Data records for software interfaces

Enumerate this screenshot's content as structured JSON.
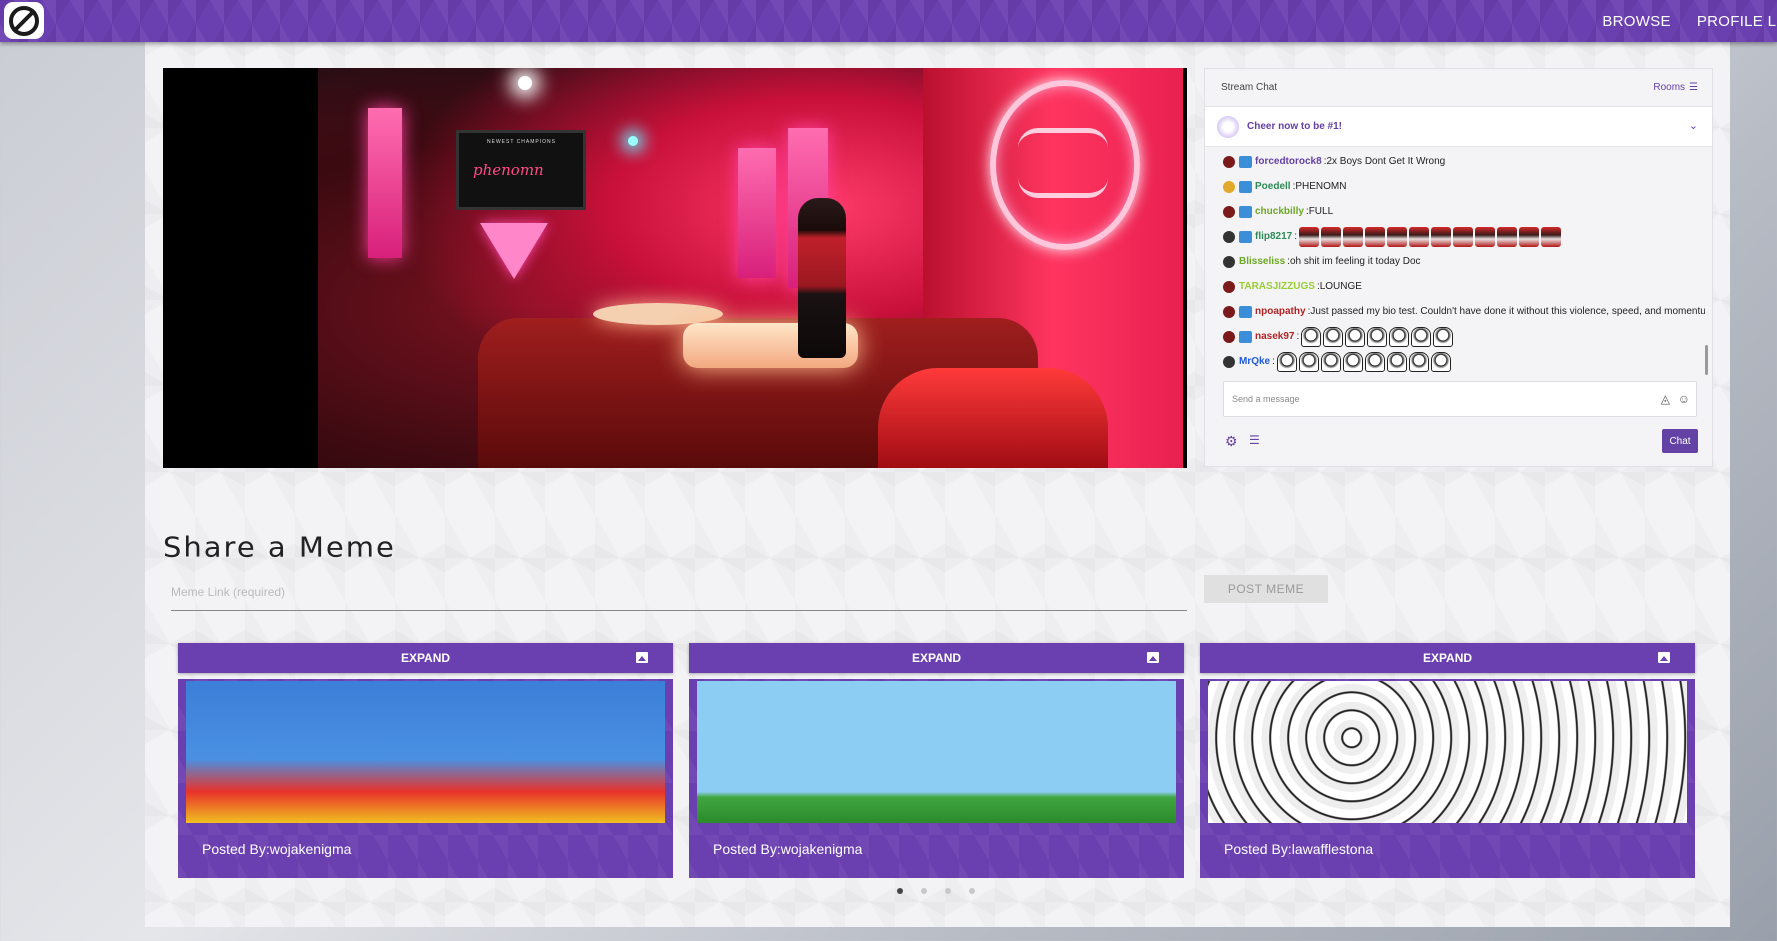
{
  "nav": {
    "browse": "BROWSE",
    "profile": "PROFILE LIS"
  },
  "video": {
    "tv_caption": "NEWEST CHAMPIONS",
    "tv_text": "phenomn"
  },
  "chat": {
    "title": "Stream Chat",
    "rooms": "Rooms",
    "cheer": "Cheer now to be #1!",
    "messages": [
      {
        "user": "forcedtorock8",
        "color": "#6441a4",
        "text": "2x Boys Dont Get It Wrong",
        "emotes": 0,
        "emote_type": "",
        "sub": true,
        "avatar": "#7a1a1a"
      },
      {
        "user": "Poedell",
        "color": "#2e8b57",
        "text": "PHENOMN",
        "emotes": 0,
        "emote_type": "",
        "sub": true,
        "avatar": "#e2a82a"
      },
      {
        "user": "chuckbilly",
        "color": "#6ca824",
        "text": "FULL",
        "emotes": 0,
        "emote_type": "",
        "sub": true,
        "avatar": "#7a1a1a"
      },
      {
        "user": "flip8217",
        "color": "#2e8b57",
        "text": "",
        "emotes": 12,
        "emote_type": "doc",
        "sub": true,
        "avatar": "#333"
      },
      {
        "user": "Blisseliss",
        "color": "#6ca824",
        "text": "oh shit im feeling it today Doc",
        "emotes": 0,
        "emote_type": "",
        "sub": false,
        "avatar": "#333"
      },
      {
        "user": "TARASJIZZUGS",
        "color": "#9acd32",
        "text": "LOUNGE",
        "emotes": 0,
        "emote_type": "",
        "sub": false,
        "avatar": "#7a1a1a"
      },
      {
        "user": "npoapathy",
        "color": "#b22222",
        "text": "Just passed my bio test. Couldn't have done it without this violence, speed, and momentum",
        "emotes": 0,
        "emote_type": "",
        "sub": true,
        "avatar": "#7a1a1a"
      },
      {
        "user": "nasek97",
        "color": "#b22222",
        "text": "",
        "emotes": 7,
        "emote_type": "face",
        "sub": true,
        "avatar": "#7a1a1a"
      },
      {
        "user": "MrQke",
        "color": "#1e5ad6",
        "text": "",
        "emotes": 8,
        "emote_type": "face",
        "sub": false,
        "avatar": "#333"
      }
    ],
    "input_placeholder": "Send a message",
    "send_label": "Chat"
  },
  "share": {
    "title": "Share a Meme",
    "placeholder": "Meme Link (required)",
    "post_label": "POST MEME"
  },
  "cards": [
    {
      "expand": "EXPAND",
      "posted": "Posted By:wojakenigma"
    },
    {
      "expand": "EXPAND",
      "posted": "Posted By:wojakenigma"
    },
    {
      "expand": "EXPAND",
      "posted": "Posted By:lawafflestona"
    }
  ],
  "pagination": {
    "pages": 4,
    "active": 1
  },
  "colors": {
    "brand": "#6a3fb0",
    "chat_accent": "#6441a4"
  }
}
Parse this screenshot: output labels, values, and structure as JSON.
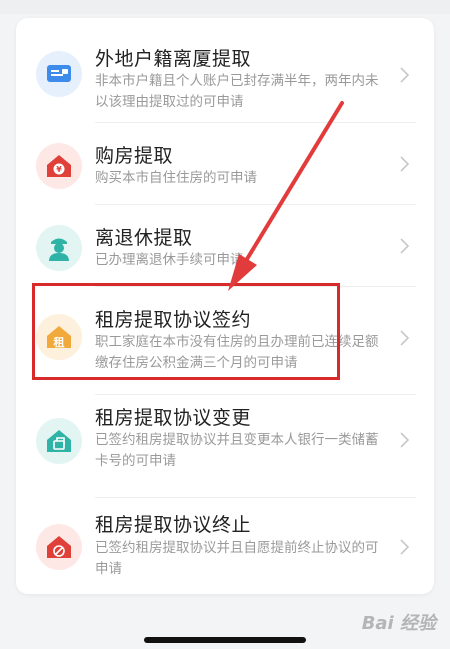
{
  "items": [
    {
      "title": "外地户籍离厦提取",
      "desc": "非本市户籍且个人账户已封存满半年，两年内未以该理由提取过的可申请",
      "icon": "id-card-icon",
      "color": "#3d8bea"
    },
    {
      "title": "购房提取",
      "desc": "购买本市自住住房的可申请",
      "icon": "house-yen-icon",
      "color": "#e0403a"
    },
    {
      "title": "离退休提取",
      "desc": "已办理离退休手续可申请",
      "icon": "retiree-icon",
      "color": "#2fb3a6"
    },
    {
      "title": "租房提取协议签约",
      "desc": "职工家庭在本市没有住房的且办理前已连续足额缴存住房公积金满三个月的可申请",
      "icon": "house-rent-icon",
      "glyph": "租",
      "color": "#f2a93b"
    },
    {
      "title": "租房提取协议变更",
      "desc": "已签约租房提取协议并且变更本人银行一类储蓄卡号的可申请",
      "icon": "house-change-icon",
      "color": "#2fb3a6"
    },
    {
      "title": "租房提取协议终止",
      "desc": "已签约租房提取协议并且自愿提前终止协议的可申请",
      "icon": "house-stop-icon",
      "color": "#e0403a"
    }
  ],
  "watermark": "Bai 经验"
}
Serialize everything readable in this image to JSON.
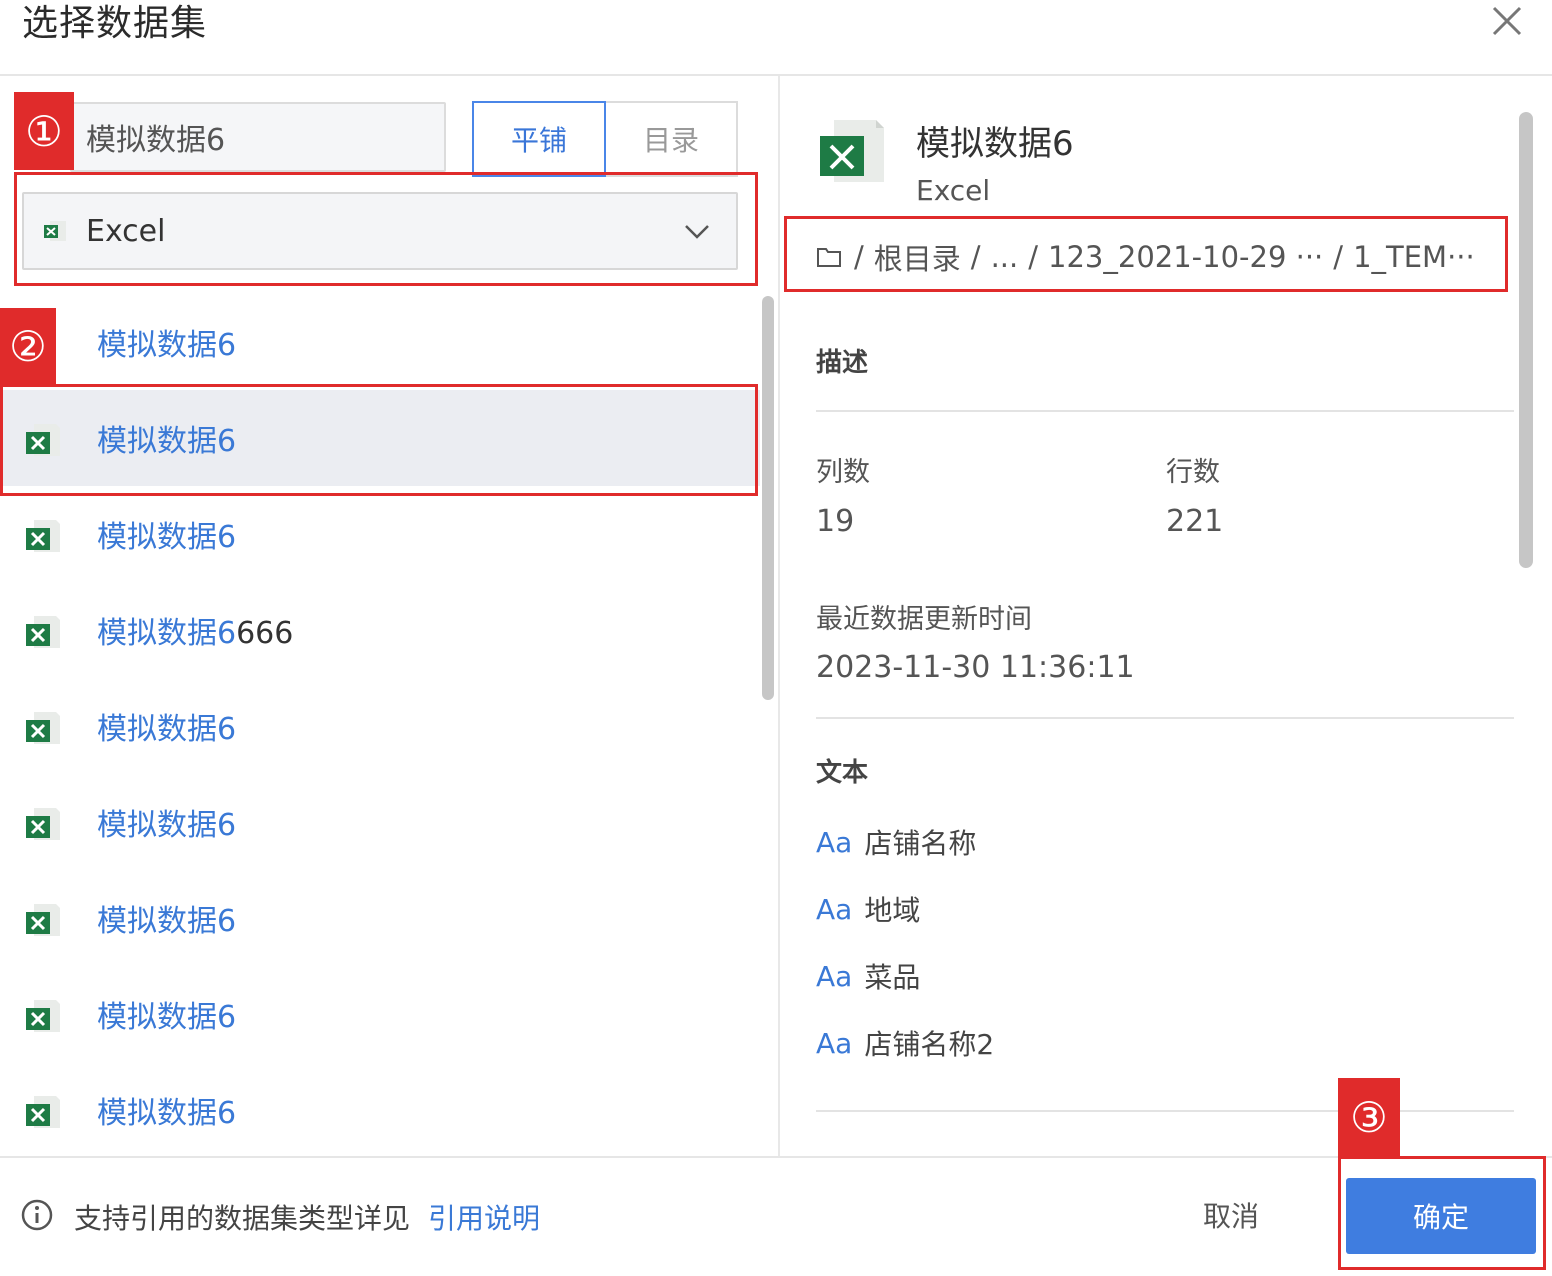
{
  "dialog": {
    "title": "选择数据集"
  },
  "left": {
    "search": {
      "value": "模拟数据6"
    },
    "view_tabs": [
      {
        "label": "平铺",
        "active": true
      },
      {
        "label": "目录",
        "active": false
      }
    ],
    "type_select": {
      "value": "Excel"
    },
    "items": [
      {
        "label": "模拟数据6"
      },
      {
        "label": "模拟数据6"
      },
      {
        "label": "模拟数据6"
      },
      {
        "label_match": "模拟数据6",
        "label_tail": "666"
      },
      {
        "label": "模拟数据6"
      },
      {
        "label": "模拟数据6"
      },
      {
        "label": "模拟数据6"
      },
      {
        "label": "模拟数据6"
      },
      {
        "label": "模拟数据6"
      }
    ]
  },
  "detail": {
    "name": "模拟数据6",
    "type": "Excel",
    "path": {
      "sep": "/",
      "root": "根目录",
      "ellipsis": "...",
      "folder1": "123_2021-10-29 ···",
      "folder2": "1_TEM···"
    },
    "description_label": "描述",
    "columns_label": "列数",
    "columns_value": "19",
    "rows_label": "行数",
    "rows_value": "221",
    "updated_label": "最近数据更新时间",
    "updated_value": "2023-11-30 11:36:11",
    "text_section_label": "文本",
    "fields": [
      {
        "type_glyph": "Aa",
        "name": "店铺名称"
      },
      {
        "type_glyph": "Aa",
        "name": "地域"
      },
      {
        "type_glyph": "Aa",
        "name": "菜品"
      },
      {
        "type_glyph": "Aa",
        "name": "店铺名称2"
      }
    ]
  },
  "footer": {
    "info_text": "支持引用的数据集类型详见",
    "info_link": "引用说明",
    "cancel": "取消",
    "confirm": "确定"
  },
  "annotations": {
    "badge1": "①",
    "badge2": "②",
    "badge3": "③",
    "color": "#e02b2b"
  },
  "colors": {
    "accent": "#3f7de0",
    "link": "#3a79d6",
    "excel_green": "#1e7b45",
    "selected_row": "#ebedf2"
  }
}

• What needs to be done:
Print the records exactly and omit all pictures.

• Problem solution:
Enumerate this screenshot's content as structured JSON.
{
  "nav": {
    "browse": "BROWSE",
    "profile": "PROFILE LIS"
  },
  "video": {
    "tv_caption": "NEWEST CHAMPIONS",
    "tv_text": "phenomn"
  },
  "chat": {
    "title": "Stream Chat",
    "rooms": "Rooms",
    "cheer": "Cheer now to be #1!",
    "messages": [
      {
        "user": "forcedtorock8",
        "color": "#6441a4",
        "text": "2x Boys Dont Get It Wrong",
        "emotes": 0,
        "emote_type": "",
        "sub": true,
        "avatar": "#7a1a1a"
      },
      {
        "user": "Poedell",
        "color": "#2e8b57",
        "text": "PHENOMN",
        "emotes": 0,
        "emote_type": "",
        "sub": true,
        "avatar": "#e2a82a"
      },
      {
        "user": "chuckbilly",
        "color": "#6ca824",
        "text": "FULL",
        "emotes": 0,
        "emote_type": "",
        "sub": true,
        "avatar": "#7a1a1a"
      },
      {
        "user": "flip8217",
        "color": "#2e8b57",
        "text": "",
        "emotes": 12,
        "emote_type": "doc",
        "sub": true,
        "avatar": "#333"
      },
      {
        "user": "Blisseliss",
        "color": "#6ca824",
        "text": "oh shit im feeling it today Doc",
        "emotes": 0,
        "emote_type": "",
        "sub": false,
        "avatar": "#333"
      },
      {
        "user": "TARASJIZZUGS",
        "color": "#9acd32",
        "text": "LOUNGE",
        "emotes": 0,
        "emote_type": "",
        "sub": false,
        "avatar": "#7a1a1a"
      },
      {
        "user": "npoapathy",
        "color": "#b22222",
        "text": "Just passed my bio test. Couldn't have done it without this violence, speed, and momentum",
        "emotes": 0,
        "emote_type": "",
        "sub": true,
        "avatar": "#7a1a1a"
      },
      {
        "user": "nasek97",
        "color": "#b22222",
        "text": "",
        "emotes": 7,
        "emote_type": "face",
        "sub": true,
        "avatar": "#7a1a1a"
      },
      {
        "user": "MrQke",
        "color": "#1e5ad6",
        "text": "",
        "emotes": 8,
        "emote_type": "face",
        "sub": false,
        "avatar": "#333"
      }
    ],
    "input_placeholder": "Send a message",
    "send_label": "Chat"
  },
  "share": {
    "title": "Share a Meme",
    "placeholder": "Meme Link (required)",
    "post_label": "POST MEME"
  },
  "cards": [
    {
      "expand": "EXPAND",
      "posted": "Posted By:wojakenigma"
    },
    {
      "expand": "EXPAND",
      "posted": "Posted By:wojakenigma"
    },
    {
      "expand": "EXPAND",
      "posted": "Posted By:lawafflestona"
    }
  ],
  "pagination": {
    "pages": 4,
    "active": 1
  },
  "colors": {
    "brand": "#6a3fb0",
    "chat_accent": "#6441a4"
  }
}
Parse this screenshot: output labels, values, and structure as JSON.
{
  "items": [
    {
      "title": "外地户籍离厦提取",
      "desc": "非本市户籍且个人账户已封存满半年，两年内未以该理由提取过的可申请",
      "icon": "id-card-icon",
      "color": "#3d8bea"
    },
    {
      "title": "购房提取",
      "desc": "购买本市自住住房的可申请",
      "icon": "house-yen-icon",
      "color": "#e0403a"
    },
    {
      "title": "离退休提取",
      "desc": "已办理离退休手续可申请",
      "icon": "retiree-icon",
      "color": "#2fb3a6"
    },
    {
      "title": "租房提取协议签约",
      "desc": "职工家庭在本市没有住房的且办理前已连续足额缴存住房公积金满三个月的可申请",
      "icon": "house-rent-icon",
      "glyph": "租",
      "color": "#f2a93b"
    },
    {
      "title": "租房提取协议变更",
      "desc": "已签约租房提取协议并且变更本人银行一类储蓄卡号的可申请",
      "icon": "house-change-icon",
      "color": "#2fb3a6"
    },
    {
      "title": "租房提取协议终止",
      "desc": "已签约租房提取协议并且自愿提前终止协议的可申请",
      "icon": "house-stop-icon",
      "color": "#e0403a"
    }
  ],
  "watermark": "Bai 经验"
}
Serialize everything readable in this image to JSON.
{
  "dialog": {
    "title": "选择数据集"
  },
  "left": {
    "search": {
      "value": "模拟数据6"
    },
    "view_tabs": [
      {
        "label": "平铺",
        "active": true
      },
      {
        "label": "目录",
        "active": false
      }
    ],
    "type_select": {
      "value": "Excel"
    },
    "items": [
      {
        "label": "模拟数据6"
      },
      {
        "label": "模拟数据6"
      },
      {
        "label": "模拟数据6"
      },
      {
        "label_match": "模拟数据6",
        "label_tail": "666"
      },
      {
        "label": "模拟数据6"
      },
      {
        "label": "模拟数据6"
      },
      {
        "label": "模拟数据6"
      },
      {
        "label": "模拟数据6"
      },
      {
        "label": "模拟数据6"
      }
    ]
  },
  "detail": {
    "name": "模拟数据6",
    "type": "Excel",
    "path": {
      "sep": "/",
      "root": "根目录",
      "ellipsis": "...",
      "folder1": "123_2021-10-29 ···",
      "folder2": "1_TEM···"
    },
    "description_label": "描述",
    "columns_label": "列数",
    "columns_value": "19",
    "rows_label": "行数",
    "rows_value": "221",
    "updated_label": "最近数据更新时间",
    "updated_value": "2023-11-30 11:36:11",
    "text_section_label": "文本",
    "fields": [
      {
        "type_glyph": "Aa",
        "name": "店铺名称"
      },
      {
        "type_glyph": "Aa",
        "name": "地域"
      },
      {
        "type_glyph": "Aa",
        "name": "菜品"
      },
      {
        "type_glyph": "Aa",
        "name": "店铺名称2"
      }
    ]
  },
  "footer": {
    "info_text": "支持引用的数据集类型详见",
    "info_link": "引用说明",
    "cancel": "取消",
    "confirm": "确定"
  },
  "annotations": {
    "badge1": "①",
    "badge2": "②",
    "badge3": "③",
    "color": "#e02b2b"
  },
  "colors": {
    "accent": "#3f7de0",
    "link": "#3a79d6",
    "excel_green": "#1e7b45",
    "selected_row": "#ebedf2"
  }
}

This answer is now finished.